Nonetheless, regardless of where you go, try to experience life, the customs and meet locals.

Do you have any advice for young researchers from LAC who are considering applying for a Marie Skłodowska-Curie Fellowship?

Please, go for it! A good researcher in Brazil and Latin America is a good researcher anywhere in the world. In LAC, academy strongly focuses on the foundation rather than application, hence it is very likely that you have a solid theoretical background. In any case, the five-ish PhD programme forms excellent researchers capable of doing high-impact research in Europe. Make use of your strengths and seek for European academics who are doing excellent work that relates and complements your expertise.

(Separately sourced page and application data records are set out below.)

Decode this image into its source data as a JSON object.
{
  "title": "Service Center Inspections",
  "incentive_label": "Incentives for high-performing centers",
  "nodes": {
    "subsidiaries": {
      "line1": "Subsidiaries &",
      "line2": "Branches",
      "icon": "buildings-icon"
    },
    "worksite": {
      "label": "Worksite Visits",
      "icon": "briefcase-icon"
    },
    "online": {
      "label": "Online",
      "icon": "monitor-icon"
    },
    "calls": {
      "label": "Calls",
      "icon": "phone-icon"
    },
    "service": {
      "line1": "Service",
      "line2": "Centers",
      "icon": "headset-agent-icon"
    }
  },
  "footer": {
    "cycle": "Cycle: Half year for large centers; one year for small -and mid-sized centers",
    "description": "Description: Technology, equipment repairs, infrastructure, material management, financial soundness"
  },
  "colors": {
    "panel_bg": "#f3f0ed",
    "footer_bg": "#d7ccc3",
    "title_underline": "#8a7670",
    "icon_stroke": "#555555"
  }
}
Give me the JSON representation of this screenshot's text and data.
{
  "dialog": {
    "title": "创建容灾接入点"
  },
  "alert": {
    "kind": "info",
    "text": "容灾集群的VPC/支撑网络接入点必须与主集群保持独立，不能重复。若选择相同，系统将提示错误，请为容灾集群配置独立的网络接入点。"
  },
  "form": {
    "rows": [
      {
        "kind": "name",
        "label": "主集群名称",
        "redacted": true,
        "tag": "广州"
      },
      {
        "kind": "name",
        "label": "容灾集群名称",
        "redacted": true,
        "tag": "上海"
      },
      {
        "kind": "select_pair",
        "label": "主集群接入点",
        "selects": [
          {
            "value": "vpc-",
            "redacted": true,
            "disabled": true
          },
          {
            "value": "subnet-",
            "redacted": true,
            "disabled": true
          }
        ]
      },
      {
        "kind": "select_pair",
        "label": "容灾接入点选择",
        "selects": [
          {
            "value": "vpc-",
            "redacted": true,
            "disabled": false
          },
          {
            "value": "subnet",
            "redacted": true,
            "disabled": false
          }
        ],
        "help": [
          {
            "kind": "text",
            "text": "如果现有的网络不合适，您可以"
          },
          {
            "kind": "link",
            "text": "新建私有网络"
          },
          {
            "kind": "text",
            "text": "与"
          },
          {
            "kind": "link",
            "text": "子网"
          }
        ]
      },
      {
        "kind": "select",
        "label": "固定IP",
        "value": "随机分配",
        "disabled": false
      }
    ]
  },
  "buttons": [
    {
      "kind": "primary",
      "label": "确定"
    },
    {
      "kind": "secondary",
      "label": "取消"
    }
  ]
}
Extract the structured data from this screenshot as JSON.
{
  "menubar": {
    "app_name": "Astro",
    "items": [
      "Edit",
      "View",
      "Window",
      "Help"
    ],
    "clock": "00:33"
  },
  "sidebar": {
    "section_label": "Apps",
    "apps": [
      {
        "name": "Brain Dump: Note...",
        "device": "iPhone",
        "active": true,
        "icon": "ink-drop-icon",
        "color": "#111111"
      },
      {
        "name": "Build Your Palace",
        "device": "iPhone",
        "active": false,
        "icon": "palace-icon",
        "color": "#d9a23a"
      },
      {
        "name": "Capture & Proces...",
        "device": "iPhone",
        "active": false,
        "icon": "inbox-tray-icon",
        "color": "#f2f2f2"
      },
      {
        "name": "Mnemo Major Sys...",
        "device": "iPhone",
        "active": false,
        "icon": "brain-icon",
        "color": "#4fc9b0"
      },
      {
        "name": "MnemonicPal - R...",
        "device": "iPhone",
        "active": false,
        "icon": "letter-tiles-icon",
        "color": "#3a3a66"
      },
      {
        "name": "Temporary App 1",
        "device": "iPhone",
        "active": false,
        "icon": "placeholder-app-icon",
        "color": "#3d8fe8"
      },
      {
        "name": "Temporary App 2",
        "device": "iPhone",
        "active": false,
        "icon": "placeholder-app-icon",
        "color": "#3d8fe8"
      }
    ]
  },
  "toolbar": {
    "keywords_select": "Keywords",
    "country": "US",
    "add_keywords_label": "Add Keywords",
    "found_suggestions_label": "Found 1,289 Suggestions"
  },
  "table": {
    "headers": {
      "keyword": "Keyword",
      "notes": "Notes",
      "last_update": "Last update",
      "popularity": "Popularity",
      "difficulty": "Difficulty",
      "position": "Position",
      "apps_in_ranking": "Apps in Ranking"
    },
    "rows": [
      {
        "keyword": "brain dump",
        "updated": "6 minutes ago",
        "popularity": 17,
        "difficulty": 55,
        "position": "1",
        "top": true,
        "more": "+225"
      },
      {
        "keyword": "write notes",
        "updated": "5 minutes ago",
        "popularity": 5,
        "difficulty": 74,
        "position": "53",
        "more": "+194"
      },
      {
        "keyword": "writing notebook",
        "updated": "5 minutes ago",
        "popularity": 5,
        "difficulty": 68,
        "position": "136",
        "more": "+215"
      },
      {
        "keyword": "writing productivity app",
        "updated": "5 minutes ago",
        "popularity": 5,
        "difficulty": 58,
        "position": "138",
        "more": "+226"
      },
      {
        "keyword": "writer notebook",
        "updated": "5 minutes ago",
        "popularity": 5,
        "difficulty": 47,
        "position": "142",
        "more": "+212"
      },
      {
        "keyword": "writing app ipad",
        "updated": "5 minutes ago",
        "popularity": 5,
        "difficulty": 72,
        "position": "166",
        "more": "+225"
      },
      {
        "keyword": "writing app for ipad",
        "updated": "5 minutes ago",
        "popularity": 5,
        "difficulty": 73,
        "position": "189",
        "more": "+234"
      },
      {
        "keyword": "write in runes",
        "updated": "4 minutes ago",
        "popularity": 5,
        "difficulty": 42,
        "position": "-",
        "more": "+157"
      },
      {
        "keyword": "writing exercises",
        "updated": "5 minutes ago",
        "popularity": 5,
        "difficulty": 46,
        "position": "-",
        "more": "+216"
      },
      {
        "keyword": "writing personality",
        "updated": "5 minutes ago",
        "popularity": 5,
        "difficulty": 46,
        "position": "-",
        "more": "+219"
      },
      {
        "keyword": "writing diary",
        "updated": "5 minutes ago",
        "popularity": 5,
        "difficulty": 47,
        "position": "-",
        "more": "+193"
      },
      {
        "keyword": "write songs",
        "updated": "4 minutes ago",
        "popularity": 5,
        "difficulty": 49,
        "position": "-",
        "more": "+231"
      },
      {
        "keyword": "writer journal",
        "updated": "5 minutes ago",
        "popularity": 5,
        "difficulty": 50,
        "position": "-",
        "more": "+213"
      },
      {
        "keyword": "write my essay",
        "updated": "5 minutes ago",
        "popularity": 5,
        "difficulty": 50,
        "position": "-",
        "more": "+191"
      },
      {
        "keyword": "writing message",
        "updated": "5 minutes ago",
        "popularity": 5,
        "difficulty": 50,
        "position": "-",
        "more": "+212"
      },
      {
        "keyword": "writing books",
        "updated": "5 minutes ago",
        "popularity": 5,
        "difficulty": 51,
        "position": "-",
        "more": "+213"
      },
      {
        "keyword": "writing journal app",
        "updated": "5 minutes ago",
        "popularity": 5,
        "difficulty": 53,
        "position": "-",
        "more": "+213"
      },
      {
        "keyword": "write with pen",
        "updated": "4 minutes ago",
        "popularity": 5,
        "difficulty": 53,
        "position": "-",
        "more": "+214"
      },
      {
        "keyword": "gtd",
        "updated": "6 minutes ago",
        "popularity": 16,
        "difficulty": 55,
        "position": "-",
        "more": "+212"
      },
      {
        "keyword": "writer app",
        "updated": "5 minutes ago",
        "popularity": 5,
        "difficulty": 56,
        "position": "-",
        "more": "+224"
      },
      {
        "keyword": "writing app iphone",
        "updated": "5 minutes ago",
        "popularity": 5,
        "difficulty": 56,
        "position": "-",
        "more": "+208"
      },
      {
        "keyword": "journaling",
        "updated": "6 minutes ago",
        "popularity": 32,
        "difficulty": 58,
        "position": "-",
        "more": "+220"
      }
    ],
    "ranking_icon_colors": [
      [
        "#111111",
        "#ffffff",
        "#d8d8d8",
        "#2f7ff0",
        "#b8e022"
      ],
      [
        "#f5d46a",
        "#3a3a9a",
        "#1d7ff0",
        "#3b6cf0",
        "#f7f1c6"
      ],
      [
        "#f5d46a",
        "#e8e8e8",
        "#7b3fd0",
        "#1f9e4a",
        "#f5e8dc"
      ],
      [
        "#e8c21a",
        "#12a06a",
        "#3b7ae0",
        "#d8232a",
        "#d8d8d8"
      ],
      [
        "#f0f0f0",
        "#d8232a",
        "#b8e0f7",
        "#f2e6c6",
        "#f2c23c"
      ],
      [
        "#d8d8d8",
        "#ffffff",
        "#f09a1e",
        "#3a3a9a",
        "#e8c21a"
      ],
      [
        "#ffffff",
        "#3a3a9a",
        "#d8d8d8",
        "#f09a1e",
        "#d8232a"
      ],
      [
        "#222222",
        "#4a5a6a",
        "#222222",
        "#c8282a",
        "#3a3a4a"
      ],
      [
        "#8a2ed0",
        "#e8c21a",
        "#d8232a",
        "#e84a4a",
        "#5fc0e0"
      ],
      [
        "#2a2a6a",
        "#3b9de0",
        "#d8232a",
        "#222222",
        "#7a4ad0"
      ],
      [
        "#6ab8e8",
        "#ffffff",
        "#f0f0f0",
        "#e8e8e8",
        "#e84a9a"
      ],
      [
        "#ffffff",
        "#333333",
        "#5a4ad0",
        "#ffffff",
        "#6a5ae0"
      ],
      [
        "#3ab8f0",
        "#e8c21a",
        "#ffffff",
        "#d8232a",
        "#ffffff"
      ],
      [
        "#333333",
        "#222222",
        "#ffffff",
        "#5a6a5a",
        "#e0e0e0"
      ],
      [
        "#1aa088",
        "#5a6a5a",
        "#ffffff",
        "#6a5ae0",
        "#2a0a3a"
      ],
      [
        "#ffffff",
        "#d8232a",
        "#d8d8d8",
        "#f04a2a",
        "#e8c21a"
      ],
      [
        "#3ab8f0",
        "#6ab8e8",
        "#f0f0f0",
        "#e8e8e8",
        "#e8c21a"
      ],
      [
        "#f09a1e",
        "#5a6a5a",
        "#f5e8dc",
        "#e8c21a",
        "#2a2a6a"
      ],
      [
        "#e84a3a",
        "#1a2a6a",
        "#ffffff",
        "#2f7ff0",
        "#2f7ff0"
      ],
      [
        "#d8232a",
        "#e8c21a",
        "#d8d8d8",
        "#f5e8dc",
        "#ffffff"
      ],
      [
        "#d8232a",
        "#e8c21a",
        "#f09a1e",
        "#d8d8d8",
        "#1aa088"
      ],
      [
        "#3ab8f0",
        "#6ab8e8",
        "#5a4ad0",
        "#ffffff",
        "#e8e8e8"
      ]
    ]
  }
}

Don't think small. Make an ambitious research plan together with your mentor. The MSCA is looking for innovative, ground-breaking research.

Time to grow. The European Commission takes very seriously your development as a researcher. You should look at your own research and figure what would take to place you as a leading researcher in your field. Make sure to include that as training in your proposal. Learn from others. Seek other alumni and academics who have successfully or unsuccessfully applied for the MSCA. Appreciate their advice and learn from their mistakes.

Finally, what’s next for you?

I am about to finish my fellowship tenure in the next couple of months. It is never an easy process to decide what to do next. The MSCA, however, opened many doors for me, which made the process easier (though, not less stressful!). Fortunately, I have a couple of Lecture position offers in the UK. I was also offered a prestigious research-oriented position in a leading European group in Germany. I should decide in the next couple of weeks. But, in the short- mid-term, I should stay and contribute to the European research community. In the long-term future, I picture myself back in Brazil, yet I still have to strengthen my position if I want to make a real difference back home.